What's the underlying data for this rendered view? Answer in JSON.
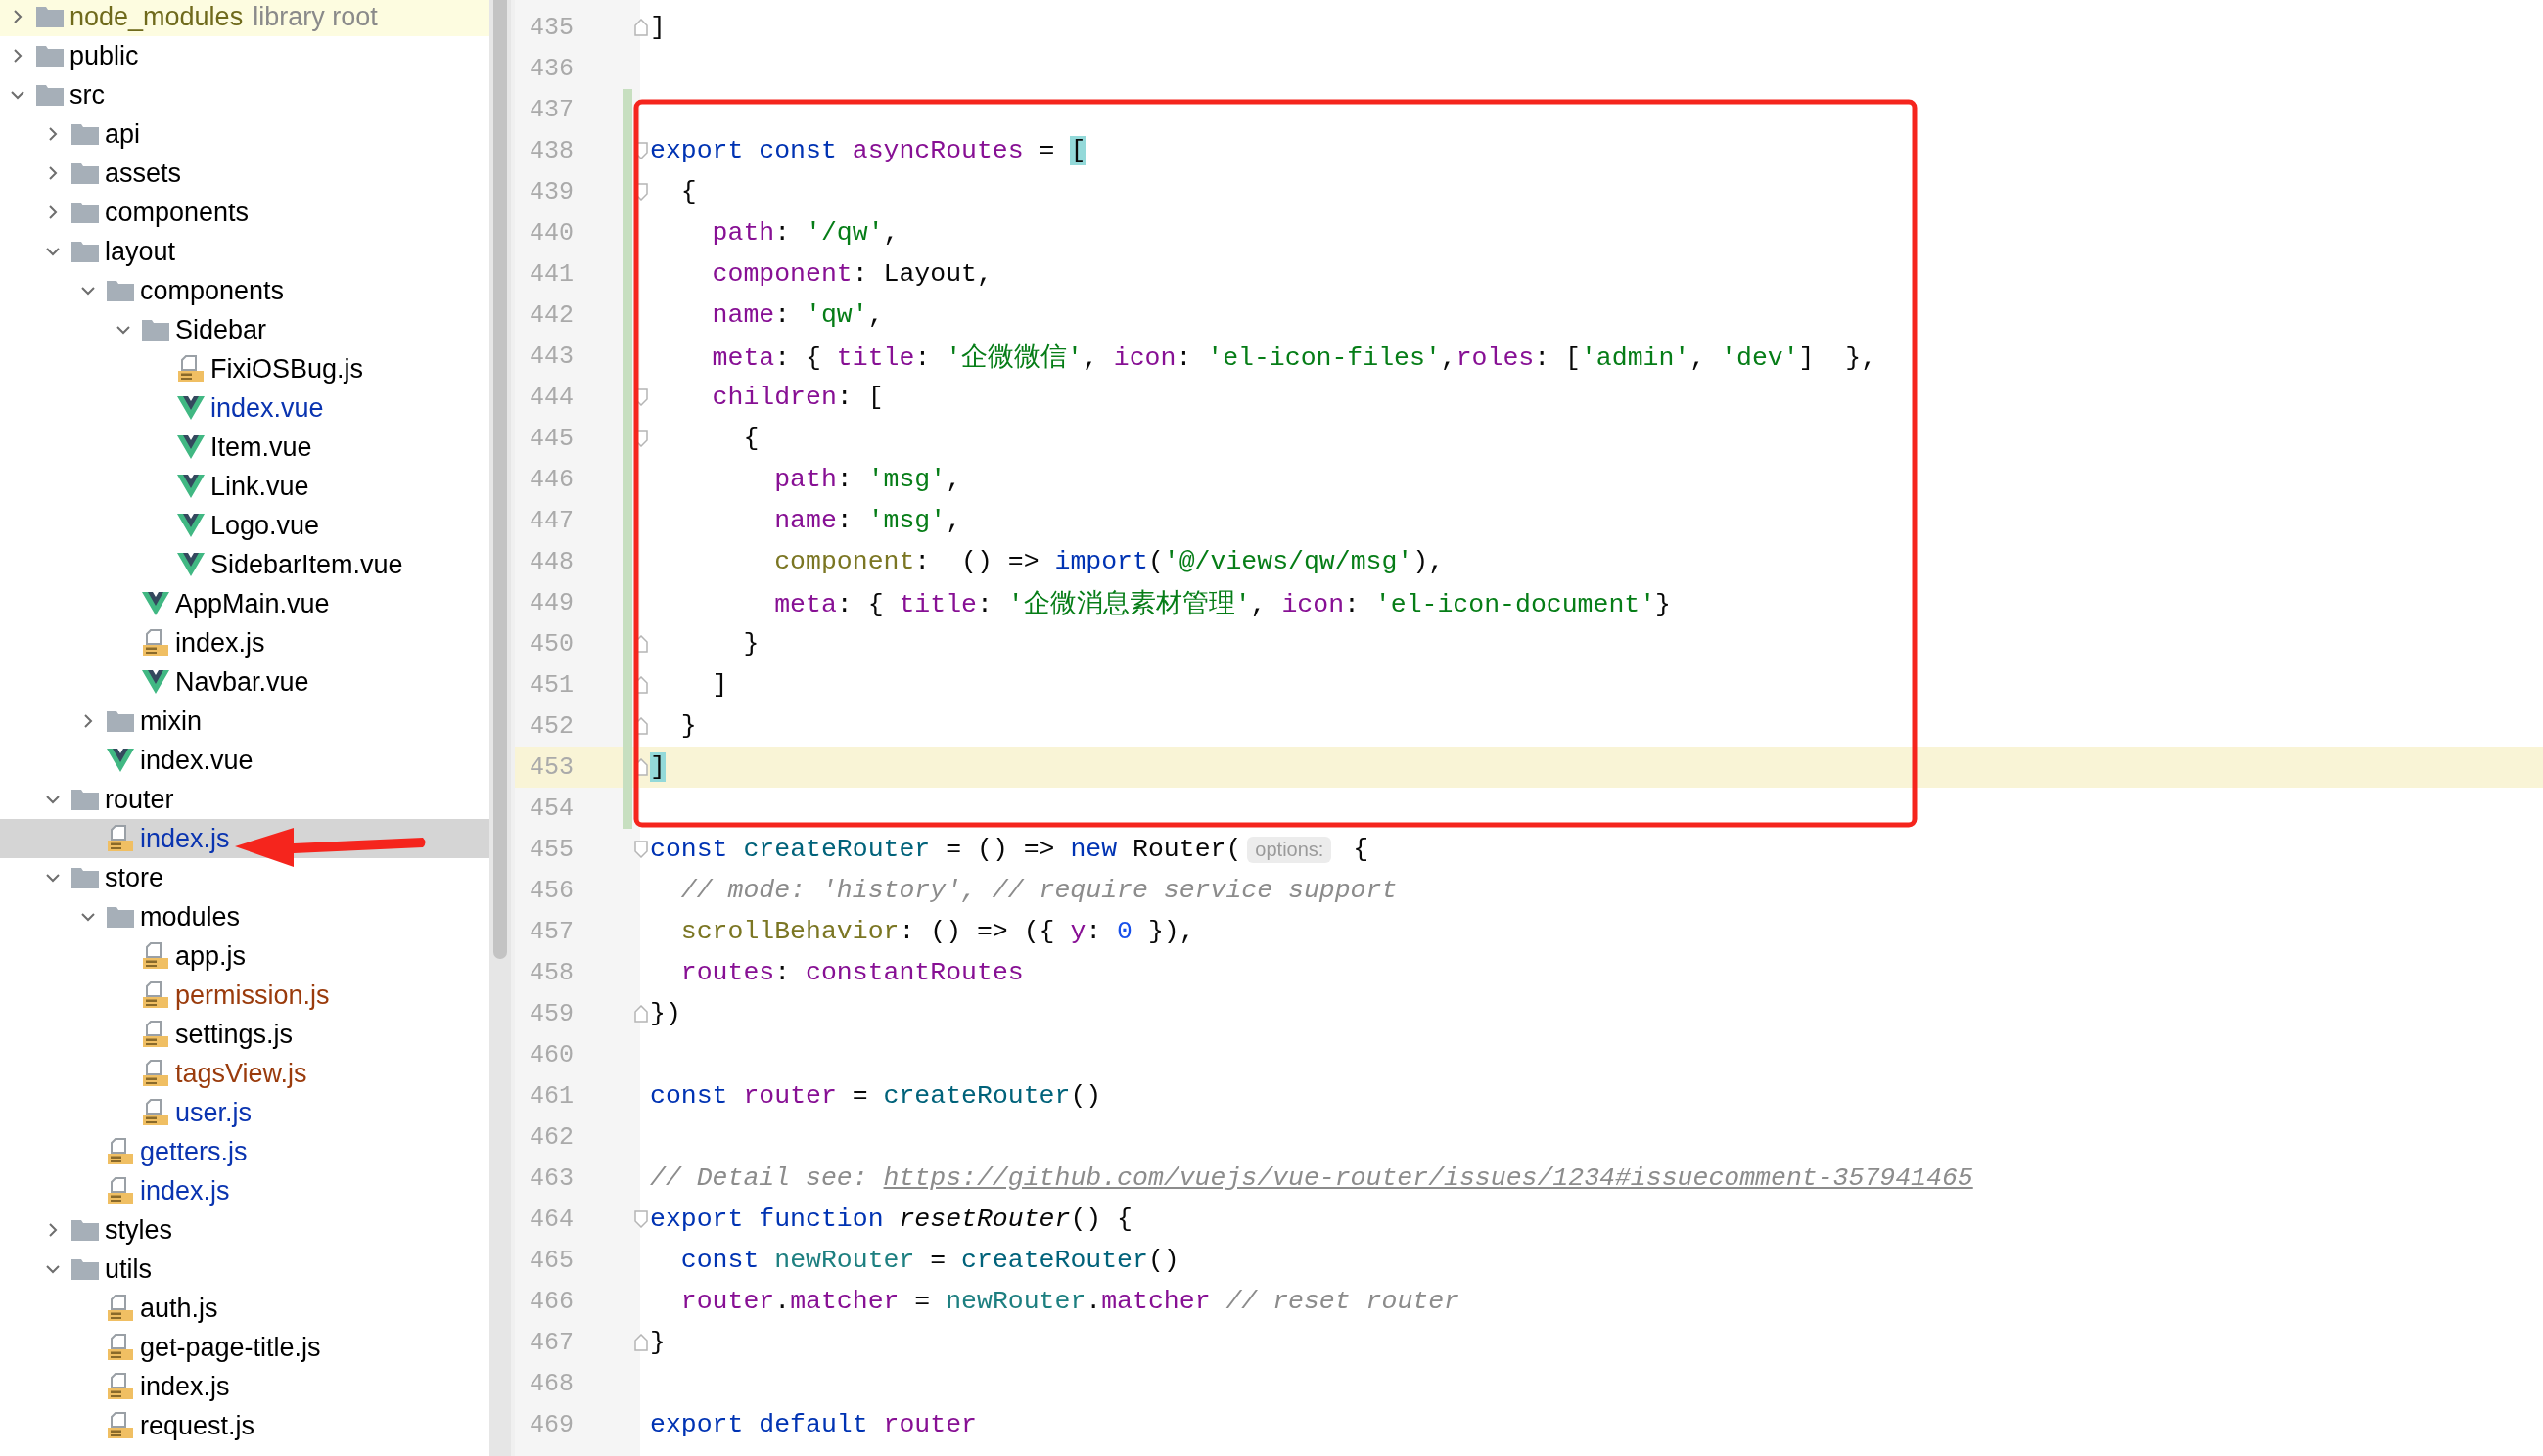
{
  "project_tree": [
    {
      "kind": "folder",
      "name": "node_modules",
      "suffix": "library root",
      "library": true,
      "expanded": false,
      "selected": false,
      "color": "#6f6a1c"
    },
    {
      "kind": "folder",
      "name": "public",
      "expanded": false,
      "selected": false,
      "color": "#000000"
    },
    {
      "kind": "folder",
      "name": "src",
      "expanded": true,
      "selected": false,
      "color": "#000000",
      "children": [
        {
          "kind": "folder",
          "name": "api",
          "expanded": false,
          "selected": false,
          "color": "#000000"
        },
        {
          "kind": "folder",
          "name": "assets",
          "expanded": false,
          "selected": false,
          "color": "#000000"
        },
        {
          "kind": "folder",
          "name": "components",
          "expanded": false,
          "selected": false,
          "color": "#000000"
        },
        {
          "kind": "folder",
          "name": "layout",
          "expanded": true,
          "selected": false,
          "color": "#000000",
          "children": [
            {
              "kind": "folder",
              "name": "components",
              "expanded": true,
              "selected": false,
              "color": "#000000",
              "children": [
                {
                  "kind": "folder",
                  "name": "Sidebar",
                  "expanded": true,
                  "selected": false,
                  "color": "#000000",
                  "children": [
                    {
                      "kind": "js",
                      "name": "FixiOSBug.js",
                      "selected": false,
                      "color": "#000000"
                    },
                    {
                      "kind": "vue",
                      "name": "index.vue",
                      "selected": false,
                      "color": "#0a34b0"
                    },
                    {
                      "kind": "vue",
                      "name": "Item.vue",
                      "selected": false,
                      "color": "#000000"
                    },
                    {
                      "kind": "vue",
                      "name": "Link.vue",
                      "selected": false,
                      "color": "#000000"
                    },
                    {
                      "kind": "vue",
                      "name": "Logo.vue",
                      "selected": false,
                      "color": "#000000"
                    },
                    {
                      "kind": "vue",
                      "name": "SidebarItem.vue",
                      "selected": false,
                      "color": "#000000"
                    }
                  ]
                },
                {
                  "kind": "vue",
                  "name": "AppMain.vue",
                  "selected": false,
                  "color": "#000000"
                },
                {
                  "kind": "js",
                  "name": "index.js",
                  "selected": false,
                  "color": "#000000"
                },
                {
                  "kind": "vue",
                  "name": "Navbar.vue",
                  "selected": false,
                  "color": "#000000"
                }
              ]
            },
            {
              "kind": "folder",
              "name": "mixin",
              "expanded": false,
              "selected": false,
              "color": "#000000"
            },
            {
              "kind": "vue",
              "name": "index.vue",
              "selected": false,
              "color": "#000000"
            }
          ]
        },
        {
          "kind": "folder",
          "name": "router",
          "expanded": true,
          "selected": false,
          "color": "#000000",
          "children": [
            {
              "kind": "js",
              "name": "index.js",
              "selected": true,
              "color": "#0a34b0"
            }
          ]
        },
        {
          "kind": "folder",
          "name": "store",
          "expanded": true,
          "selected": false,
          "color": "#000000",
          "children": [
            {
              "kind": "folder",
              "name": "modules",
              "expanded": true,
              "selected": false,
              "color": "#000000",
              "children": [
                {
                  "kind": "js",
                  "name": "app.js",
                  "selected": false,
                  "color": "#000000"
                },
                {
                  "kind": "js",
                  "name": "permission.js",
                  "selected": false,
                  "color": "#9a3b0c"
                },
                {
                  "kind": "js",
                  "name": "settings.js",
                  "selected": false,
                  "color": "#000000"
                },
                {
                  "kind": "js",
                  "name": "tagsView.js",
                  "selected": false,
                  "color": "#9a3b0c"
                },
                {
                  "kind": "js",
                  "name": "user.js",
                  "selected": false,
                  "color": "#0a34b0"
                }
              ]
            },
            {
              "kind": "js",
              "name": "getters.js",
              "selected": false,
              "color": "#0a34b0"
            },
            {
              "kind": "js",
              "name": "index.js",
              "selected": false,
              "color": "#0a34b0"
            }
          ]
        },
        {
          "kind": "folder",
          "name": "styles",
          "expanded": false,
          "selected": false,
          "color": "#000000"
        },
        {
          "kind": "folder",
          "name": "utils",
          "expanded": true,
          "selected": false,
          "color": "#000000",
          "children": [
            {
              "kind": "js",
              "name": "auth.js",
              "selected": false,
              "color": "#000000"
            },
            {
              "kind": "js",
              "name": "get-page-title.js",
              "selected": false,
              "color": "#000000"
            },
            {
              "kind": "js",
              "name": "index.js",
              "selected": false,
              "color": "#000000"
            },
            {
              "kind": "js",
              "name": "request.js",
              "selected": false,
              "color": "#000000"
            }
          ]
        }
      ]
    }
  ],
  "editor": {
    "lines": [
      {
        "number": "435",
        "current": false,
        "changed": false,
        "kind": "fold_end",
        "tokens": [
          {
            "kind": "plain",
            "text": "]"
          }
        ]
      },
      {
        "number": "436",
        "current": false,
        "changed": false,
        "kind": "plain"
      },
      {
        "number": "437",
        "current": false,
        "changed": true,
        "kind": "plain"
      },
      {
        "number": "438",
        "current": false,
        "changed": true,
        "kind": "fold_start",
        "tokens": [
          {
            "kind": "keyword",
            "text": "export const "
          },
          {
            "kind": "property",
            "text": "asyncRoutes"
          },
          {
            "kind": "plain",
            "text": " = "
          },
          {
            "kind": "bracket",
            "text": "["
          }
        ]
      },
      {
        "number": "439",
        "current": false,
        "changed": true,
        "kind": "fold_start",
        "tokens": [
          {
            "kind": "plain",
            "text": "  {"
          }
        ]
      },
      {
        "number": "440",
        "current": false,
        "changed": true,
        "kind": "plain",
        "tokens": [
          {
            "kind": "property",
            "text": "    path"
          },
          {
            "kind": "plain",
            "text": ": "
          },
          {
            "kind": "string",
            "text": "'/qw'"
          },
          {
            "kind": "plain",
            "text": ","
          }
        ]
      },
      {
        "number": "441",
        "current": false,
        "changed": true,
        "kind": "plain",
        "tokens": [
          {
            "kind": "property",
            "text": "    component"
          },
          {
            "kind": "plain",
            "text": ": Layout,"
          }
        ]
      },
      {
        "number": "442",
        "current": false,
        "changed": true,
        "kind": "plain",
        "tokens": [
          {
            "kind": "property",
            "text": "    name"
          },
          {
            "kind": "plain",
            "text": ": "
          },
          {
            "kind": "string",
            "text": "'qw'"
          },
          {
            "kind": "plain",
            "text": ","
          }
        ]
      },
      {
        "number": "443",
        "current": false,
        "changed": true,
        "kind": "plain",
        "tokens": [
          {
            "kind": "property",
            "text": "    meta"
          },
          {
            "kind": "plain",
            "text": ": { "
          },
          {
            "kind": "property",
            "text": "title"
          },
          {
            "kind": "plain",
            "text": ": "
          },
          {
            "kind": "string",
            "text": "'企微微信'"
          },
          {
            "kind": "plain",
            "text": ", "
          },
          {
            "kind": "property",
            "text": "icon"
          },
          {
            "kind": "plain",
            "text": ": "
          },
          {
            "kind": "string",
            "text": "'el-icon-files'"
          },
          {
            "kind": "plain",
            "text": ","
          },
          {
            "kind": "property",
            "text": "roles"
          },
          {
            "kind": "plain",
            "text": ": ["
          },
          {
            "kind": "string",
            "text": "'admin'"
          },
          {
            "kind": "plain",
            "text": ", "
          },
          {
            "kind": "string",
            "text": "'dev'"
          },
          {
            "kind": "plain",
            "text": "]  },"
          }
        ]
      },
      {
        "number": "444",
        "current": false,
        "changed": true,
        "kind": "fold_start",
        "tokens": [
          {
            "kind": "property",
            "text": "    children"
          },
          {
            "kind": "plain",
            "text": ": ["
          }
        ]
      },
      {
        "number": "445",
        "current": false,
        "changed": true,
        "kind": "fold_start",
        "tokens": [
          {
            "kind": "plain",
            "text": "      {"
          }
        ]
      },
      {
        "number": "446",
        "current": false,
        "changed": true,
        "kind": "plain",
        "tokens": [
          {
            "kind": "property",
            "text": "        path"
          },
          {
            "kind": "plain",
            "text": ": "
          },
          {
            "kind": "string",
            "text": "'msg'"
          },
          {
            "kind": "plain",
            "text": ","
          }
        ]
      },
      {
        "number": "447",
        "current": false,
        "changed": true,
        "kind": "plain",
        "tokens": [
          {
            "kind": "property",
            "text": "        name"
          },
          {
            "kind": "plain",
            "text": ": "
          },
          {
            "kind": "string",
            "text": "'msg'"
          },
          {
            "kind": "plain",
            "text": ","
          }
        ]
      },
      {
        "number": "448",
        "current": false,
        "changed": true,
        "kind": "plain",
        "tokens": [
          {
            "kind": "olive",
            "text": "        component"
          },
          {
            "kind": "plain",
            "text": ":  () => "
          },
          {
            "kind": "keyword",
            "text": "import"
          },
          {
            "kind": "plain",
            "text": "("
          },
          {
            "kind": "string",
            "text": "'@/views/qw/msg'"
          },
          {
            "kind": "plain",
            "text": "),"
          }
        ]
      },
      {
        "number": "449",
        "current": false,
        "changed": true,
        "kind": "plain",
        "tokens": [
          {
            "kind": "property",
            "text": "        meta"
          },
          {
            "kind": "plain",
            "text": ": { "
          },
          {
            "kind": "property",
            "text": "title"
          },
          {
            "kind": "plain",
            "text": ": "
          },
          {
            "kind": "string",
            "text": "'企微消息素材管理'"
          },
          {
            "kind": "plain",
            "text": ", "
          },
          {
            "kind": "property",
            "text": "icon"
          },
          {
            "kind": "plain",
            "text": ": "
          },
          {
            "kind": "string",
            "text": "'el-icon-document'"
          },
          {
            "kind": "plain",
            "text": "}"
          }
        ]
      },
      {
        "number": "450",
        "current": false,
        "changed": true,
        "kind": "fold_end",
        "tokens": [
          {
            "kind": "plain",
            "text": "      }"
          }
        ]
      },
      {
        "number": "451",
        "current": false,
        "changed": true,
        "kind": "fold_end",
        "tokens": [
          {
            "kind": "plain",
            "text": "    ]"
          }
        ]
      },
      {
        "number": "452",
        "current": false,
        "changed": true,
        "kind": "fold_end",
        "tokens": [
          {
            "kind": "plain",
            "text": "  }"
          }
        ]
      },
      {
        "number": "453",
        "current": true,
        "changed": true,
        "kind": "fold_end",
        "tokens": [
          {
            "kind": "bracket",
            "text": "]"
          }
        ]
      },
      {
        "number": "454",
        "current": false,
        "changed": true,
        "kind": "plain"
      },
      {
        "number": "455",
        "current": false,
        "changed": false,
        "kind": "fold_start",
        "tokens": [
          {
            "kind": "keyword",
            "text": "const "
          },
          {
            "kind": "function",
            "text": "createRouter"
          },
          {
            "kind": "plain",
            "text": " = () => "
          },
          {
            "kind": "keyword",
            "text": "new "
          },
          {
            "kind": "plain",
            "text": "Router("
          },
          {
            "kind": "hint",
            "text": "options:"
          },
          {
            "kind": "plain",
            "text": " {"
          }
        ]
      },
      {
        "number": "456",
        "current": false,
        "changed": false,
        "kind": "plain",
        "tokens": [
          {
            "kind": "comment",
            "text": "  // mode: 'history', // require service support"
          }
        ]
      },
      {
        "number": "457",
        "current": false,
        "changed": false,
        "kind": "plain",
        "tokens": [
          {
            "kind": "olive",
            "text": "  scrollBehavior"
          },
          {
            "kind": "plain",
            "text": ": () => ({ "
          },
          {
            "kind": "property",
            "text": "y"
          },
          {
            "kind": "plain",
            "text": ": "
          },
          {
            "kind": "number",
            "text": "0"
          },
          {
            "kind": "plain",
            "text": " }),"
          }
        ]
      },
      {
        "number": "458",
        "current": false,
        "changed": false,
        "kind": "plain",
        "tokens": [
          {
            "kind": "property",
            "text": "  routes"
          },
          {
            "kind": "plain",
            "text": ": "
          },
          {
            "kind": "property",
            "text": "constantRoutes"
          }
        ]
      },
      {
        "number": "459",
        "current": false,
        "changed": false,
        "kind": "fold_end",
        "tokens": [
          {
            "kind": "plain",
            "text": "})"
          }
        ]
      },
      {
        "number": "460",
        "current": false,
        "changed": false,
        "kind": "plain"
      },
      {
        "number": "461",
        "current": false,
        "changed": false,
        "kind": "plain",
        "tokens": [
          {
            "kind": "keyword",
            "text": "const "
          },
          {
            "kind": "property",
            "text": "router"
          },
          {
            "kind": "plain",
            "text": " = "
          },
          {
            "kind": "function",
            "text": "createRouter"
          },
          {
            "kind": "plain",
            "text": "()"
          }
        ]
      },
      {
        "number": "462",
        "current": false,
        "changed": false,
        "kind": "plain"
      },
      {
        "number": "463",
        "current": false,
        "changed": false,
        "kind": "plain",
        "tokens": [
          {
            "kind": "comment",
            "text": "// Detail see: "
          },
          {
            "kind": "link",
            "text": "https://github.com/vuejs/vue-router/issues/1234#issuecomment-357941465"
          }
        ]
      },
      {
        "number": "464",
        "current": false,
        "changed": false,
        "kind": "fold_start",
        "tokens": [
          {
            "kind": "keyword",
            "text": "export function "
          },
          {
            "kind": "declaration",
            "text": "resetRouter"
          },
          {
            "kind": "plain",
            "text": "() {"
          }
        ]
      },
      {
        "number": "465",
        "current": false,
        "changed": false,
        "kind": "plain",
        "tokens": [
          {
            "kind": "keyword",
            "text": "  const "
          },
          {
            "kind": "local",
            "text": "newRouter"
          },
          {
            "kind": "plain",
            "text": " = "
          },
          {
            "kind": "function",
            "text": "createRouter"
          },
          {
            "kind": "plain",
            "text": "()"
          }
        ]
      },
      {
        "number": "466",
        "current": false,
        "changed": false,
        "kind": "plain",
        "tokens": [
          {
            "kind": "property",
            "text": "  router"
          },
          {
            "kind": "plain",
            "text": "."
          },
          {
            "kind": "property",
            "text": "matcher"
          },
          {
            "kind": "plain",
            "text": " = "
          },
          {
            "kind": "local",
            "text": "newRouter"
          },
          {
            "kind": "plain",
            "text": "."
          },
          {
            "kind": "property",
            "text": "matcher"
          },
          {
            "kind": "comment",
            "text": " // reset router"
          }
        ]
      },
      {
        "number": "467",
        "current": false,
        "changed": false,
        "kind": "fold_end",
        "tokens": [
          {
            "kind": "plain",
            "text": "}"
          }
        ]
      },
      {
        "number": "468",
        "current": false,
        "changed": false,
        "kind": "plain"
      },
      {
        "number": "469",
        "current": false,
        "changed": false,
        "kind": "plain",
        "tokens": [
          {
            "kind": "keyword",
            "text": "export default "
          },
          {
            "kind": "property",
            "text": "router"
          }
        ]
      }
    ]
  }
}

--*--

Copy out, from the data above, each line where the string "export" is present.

            "text": "export const "
            "text": "export function "
            "text": "export default "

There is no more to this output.